There were 2,167,819 participants across the U.S. in the 2014 and 2015 high school football seasons, according to the National Federation of State High School Associations. Of those participants, less than 1 percent — 3,509 total — were girls.
The Missouri women’s basketball team has two of those girls: Sophie Cunningham and Kelsey Winfrey.
Cunningham and Winfrey were the first girls in their high schools’ histories to score a point for the football team, and both were kickers. Cunningham went to Rock Bridge High School. Winfrey attended Lebanon High School. While Missouri did not provide data to the NFHS about how many girls played football those two years, it’s safe to say the two are in rarified air.
Their paths to becoming the first girls in their high school football teams’ histories to score a point started through playing soccer growing up, messing around and kicking for fun — and one-upping their friends.
“It was me and some of my friends out on the football field. We had free time during weights, so I just decided to kick a field goal because none of them could,” Winfrey said.
Winfrey approached Will Christian, the head football coach for Lebanon, about joining the team her junior year. He told her to talk to her parents and Robin Pingeton, head coach for Missouri women’s basketball, about playing for the Yellowjackets. Winfrey’s parents were okay with it. Both her brother, the senior starting quarterback at Lebanon, and Pingeton thought it was a terrific idea.
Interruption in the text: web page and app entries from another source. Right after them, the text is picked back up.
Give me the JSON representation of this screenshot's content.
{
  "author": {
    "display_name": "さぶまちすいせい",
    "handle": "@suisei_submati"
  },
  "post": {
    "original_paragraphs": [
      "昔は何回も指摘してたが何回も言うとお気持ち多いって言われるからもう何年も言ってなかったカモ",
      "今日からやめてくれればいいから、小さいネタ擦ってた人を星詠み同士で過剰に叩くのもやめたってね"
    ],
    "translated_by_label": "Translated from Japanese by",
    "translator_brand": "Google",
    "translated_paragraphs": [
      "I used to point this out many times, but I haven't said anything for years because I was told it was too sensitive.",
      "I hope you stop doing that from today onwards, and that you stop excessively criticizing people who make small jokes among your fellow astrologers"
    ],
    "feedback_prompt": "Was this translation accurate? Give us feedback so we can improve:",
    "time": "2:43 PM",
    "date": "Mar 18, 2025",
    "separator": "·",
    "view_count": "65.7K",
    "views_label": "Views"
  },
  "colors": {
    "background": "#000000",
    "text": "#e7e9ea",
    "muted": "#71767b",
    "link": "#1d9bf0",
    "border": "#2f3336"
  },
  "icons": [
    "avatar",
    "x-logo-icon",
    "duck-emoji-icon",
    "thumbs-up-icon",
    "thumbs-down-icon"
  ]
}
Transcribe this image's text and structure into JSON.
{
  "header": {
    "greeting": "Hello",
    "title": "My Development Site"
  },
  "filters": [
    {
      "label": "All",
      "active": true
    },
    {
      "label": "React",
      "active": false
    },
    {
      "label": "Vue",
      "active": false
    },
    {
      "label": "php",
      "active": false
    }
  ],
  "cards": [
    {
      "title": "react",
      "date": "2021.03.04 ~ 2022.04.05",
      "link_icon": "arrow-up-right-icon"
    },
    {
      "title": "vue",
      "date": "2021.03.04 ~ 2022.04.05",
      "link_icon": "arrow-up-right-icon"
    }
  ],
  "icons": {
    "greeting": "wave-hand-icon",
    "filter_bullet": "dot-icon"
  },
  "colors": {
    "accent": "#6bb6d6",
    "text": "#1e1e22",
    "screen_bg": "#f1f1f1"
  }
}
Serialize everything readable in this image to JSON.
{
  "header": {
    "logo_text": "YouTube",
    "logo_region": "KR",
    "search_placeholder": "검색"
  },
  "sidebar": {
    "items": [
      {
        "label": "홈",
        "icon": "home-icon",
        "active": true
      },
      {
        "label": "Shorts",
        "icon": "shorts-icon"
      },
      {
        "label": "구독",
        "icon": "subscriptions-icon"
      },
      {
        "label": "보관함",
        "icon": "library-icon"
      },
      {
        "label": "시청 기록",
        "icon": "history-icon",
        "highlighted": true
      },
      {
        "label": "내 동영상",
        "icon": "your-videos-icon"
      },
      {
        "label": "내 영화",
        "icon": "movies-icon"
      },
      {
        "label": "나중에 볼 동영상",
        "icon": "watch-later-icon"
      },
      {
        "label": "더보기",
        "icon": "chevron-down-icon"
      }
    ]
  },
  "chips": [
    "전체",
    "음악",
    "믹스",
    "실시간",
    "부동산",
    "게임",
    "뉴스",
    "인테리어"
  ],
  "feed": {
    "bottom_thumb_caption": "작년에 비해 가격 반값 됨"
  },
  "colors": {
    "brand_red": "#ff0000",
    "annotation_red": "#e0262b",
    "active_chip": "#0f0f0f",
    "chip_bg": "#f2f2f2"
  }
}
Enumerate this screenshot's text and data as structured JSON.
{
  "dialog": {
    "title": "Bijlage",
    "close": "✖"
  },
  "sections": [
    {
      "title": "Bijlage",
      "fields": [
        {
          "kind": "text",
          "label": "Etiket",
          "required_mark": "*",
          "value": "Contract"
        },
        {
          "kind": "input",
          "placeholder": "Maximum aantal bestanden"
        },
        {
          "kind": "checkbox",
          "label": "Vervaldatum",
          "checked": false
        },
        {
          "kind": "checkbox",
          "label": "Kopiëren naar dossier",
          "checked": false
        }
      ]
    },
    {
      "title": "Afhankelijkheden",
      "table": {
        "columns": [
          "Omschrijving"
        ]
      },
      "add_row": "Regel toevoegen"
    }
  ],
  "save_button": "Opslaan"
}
Cunningham’s first kick had a wider audience. She was supporting Rock Bridge in a game against rival Hickman in her senior year when she was selected to be a part of a field goal challenge between quarters, despite sporting a walking boot due to a stress fracture.
“My best friend kicked it for (Hickman) and she missed and I was like, ‘Dang, I got to make it,’” Cunningham said.
Her kick sailed 45 yards through the uprights and caught the attention of those in attendance. The next game after her kick, the Bruins’ kicker tore his anterior cruciate ligament. Head coach A.J. Ofodile — former Missouri tight end and current wide receivers coach — approached her and asked her to join the team.
She jumped at the chance, making her debut the final week of the season against CBC and converting 2 of 4 extra points.
Winfrey, on the other hand, played the entire season for Lebanon. Christian was especially impressed with her work ethic and ability to balance her hectic schedule. That fall, she played football, volleyball and ran cross country in addition to staying on top of her schoolwork. Her daily schedule entailed running cross country in the morning, practicing volleyball after school ended, kicking after volleyball practice then heading home to do homework.
“Sometimes I think I was more busy in high school than I am now,” Winfrey said. “It definitely prepared me for all the stressing of schoolwork, balancing grades and basketball and sports, knowing the plays. It really helped prepare me for college and being busy from morning to night.”
Christian also took note of how Winfrey accepted a lesser role on the football team despite being a standout basketball player for Lebanon.
“She wanted to be a part of our program. She wanted to wear the uniform, the helmet, the shoulder pads and do whatever she could to contribute and help us, and that was good enough,” Christian said. “I think that’s a rare quality.”
While Christian’s praise for Winfrey centered around intangibles, Ofodile talked up Cunningham’s accuracy on kickoffs.
“Sophie was probably the best directional kicker in the state of Missouri,” Ofodile said. “I’ve had some good kickers. I had kickers that went on to play here (Missouri), and I had nobody that could place a ball as accurately as her on a kickoff.”
Ofodile complimented the energy she brought and mentioned how much fun it was to have her on the team. He did reveal one pesky problem about her presence, something anybody who has watched Cunningham during her illustrious career for the Tigers might have guessed.
“Just trying to get her not to tackle people was the biggest challenge,” Ofodile said.
There’s an inherent set of characteristics — some might say clichés — that accompany football and the people who play it. Competitors are tough and hard-nosed, and they’ll take a mile if you give them an inch. That logic certainly applies to Cunningham, a player known for her tenacity and in-your-face style of play, and Winfrey, who averaged 4.9 steals a game as a senior in high school.
“Kelsey and I are a lot alike, and a lot of people don’t know that,” Cunningham said. “She can kick the heck out of the ball, let me tell you.”
Female player participation in high school football has risen over the years. In 2017, 2,237 girls participated, according to the NFHS, nearly 300 more than in 2015.
Winfrey said being one of the 1,944 girls who played high school football in 2015 has inspired others.
“Ever since I did play football, I’ve had a lot of other girls come up to me saying I inspire them,” Winfrey said. “There’s one girl that liked wrestling. She told me that I inspired her to keep wrestling. It’s just cool how I impacted other little girls‘ lives.”